Employment in Adult Life

This is an excerpt from the content


There is limited research outlining the specific services and supports required by individuals with ASD. However, some examples of a supported employment approach have been described (e.g., Hillier et al., 2007a, b; Howlin, Alcock, & Burkin, 2005; Keel, Mesibov, & Woods, 1997; Lawer, Brusilovskiy, Salzer, & Mandell, 2009; Nesbitt, 2000; Smith, 1994;Schaller & Yang, 2005; Wehman, Datlow Smith, & Schall, 2009). Using this advocacy level service, a vocational rehabilitation professional known as an employment specialist or job coach provides and/or facilitates a unique mix of supports that vary in type, level, and intensity uniquely designed to assist the person with gaining and maintaining employment (Wehman et al., 2009).

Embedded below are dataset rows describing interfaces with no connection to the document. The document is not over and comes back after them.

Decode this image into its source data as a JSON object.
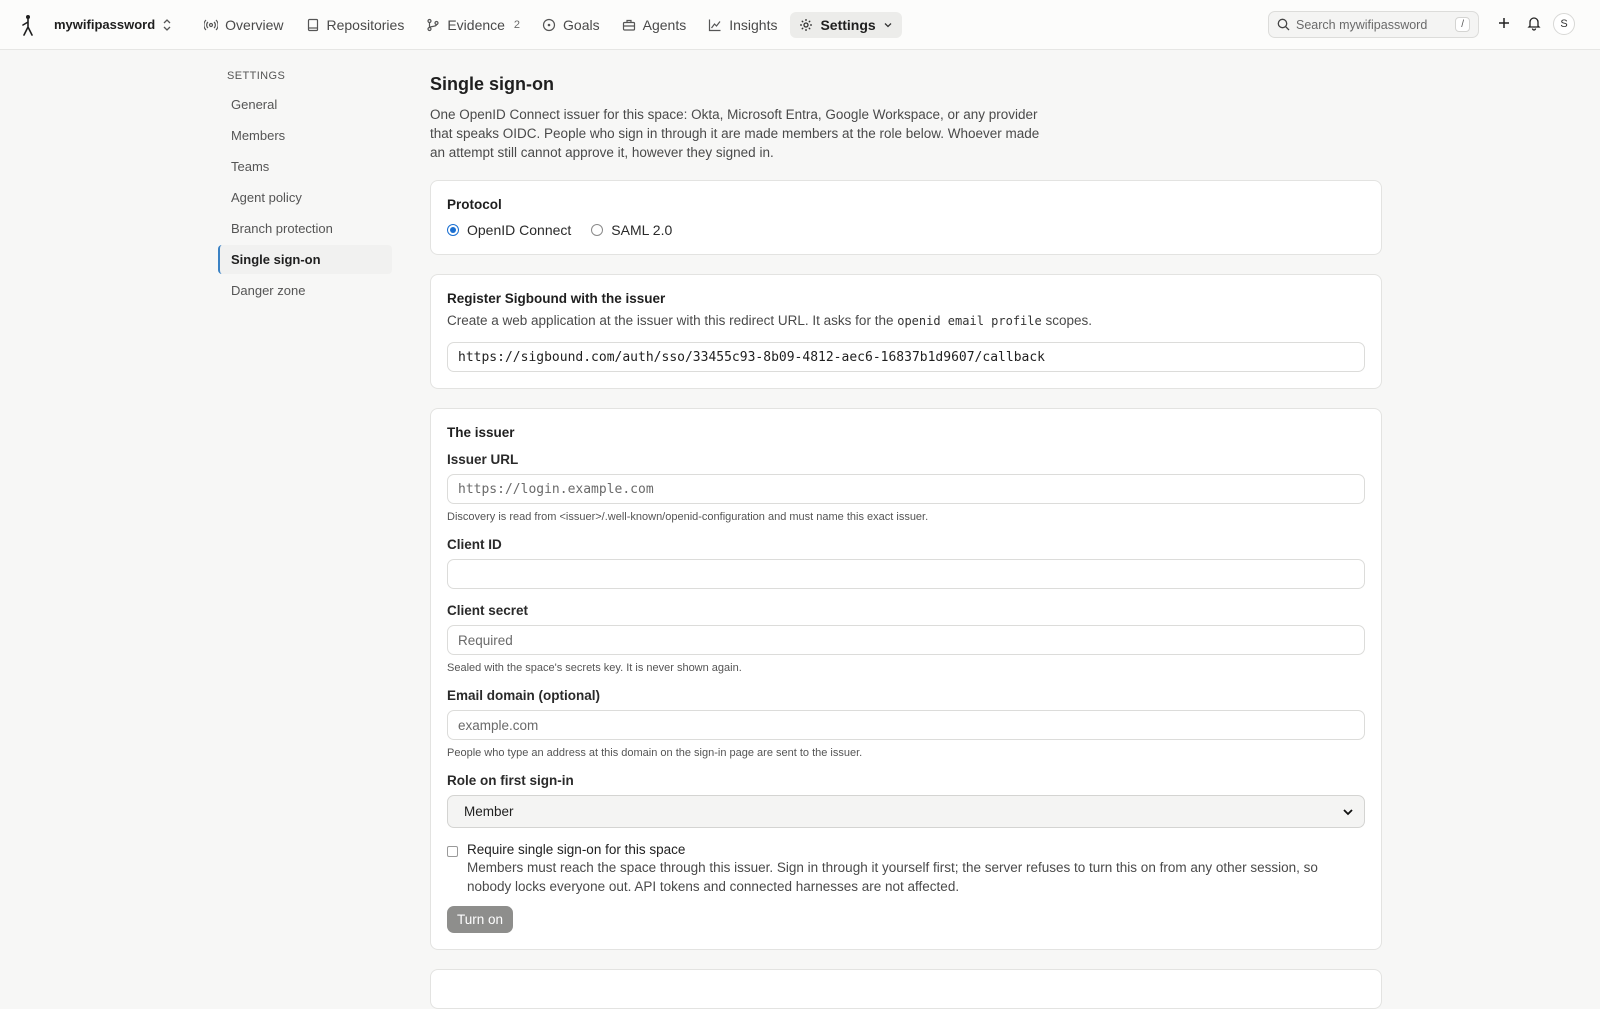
{
  "header": {
    "space_name": "mywifipassword",
    "nav": [
      {
        "label": "Overview",
        "icon": "broadcast-icon"
      },
      {
        "label": "Repositories",
        "icon": "book-icon"
      },
      {
        "label": "Evidence",
        "icon": "git-branch-icon",
        "count": "2"
      },
      {
        "label": "Goals",
        "icon": "target-icon"
      },
      {
        "label": "Agents",
        "icon": "briefcase-icon"
      },
      {
        "label": "Insights",
        "icon": "chart-line-icon"
      },
      {
        "label": "Settings",
        "icon": "gear-icon",
        "active": true
      }
    ],
    "search_placeholder": "Search mywifipassword",
    "search_shortcut": "/",
    "avatar_initial": "S"
  },
  "sidebar": {
    "heading": "Settings",
    "items": [
      {
        "label": "General"
      },
      {
        "label": "Members"
      },
      {
        "label": "Teams"
      },
      {
        "label": "Agent policy"
      },
      {
        "label": "Branch protection"
      },
      {
        "label": "Single sign-on",
        "active": true
      },
      {
        "label": "Danger zone"
      }
    ]
  },
  "main": {
    "title": "Single sign-on",
    "description": "One OpenID Connect issuer for this space: Okta, Microsoft Entra, Google Workspace, or any provider that speaks OIDC. People who sign in through it are made members at the role below. Whoever made an attempt still cannot approve it, however they signed in.",
    "protocol": {
      "title": "Protocol",
      "options": [
        "OpenID Connect",
        "SAML 2.0"
      ],
      "selected": "OpenID Connect"
    },
    "register": {
      "title": "Register Sigbound with the issuer",
      "desc_before": "Create a web application at the issuer with this redirect URL. It asks for the",
      "scopes": "openid email profile",
      "desc_after": "scopes.",
      "redirect_url": "https://sigbound.com/auth/sso/33455c93-8b09-4812-aec6-16837b1d9607/callback"
    },
    "issuer": {
      "title": "The issuer",
      "issuer_url_label": "Issuer URL",
      "issuer_url_placeholder": "https://login.example.com",
      "issuer_url_hint": "Discovery is read from <issuer>/.well-known/openid-configuration and must name this exact issuer.",
      "client_id_label": "Client ID",
      "client_id_value": "",
      "client_secret_label": "Client secret",
      "client_secret_placeholder": "Required",
      "client_secret_hint": "Sealed with the space's secrets key. It is never shown again.",
      "email_domain_label": "Email domain (optional)",
      "email_domain_placeholder": "example.com",
      "email_domain_hint": "People who type an address at this domain on the sign-in page are sent to the issuer.",
      "role_label": "Role on first sign-in",
      "role_value": "Member",
      "require_title": "Require single sign-on for this space",
      "require_desc": "Members must reach the space through this issuer. Sign in through it yourself first; the server refuses to turn this on from any other session, so nobody locks everyone out. API tokens and connected harnesses are not affected.",
      "require_checked": false,
      "turn_on_label": "Turn on"
    }
  }
}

Additionally, case studies conducted with adults with ASD provide tremendous insight regarding vocational needs (Hurlbutt & Chalmers, 2002, 2004; Müller, Schuler, Burton, & Yates, 2003, Wehman et al., 2009). From this research, recommendations for vo